→ WORK ITEM: For this exercise, write out each entry below exactly, omitting the images.

→ DATA EXTRACT:
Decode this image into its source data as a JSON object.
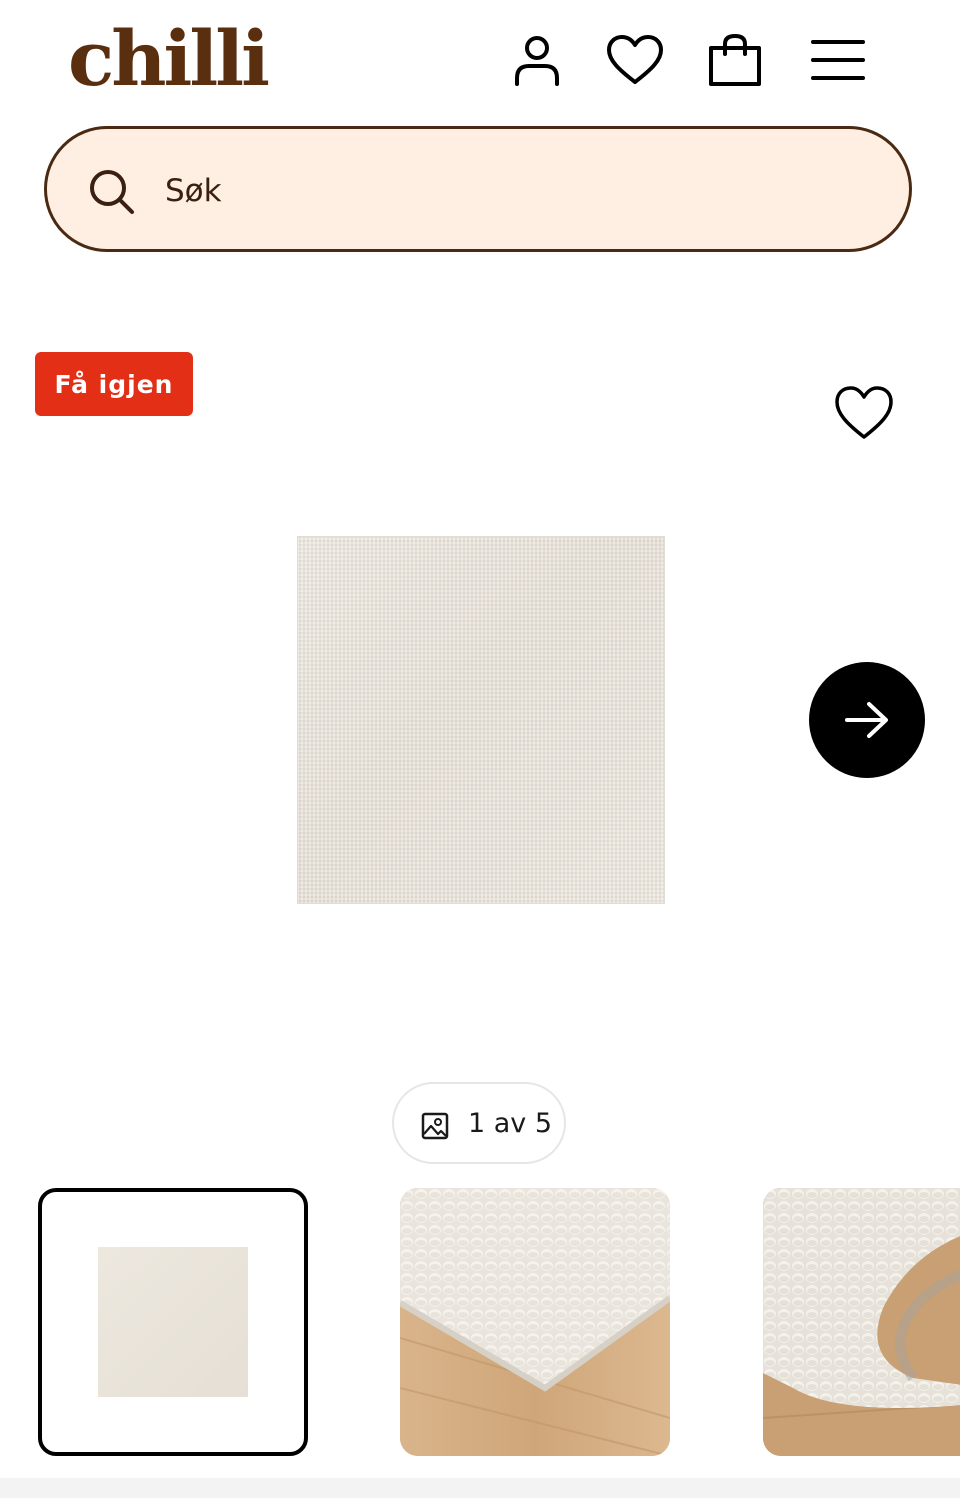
{
  "header": {
    "logo_text": "chilli",
    "brand_color": "#5a2f10",
    "icons": [
      "user-icon",
      "heart-icon",
      "shopping-bag-icon",
      "menu-icon"
    ]
  },
  "search": {
    "placeholder": "Søk",
    "value": "",
    "background_color": "#ffefe3"
  },
  "product": {
    "badge_label": "Få igjen",
    "badge_color": "#e42f17",
    "image_description_icon": "rug-image",
    "gallery_counter": "1 av 5",
    "current_image": 1,
    "total_images": 5
  },
  "thumbnails": [
    {
      "selected": true
    },
    {
      "selected": false
    },
    {
      "selected": false
    }
  ]
}
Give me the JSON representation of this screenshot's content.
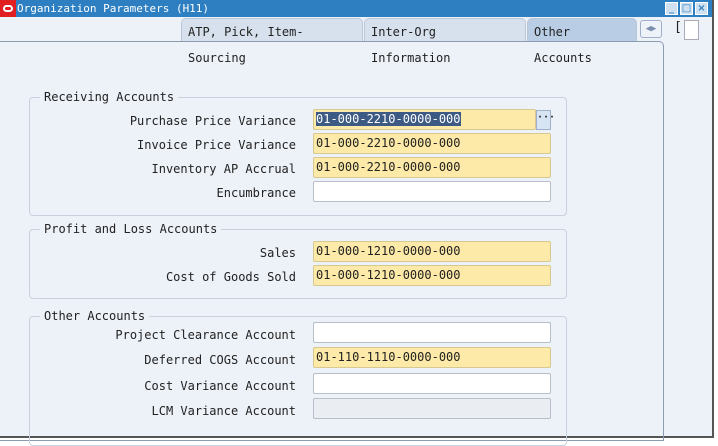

→ REPLY:
Decode this image into its source data as a JSON object.
{
  "header": {
    "logo_text": "chilli",
    "brand_color": "#5a2f10",
    "icons": [
      "user-icon",
      "heart-icon",
      "shopping-bag-icon",
      "menu-icon"
    ]
  },
  "search": {
    "placeholder": "Søk",
    "value": "",
    "background_color": "#ffefe3"
  },
  "product": {
    "badge_label": "Få igjen",
    "badge_color": "#e42f17",
    "image_description_icon": "rug-image",
    "gallery_counter": "1 av 5",
    "current_image": 1,
    "total_images": 5
  },
  "thumbnails": [
    {
      "selected": true
    },
    {
      "selected": false
    },
    {
      "selected": false
    }
  ]
}
Give me the JSON representation of this screenshot's content.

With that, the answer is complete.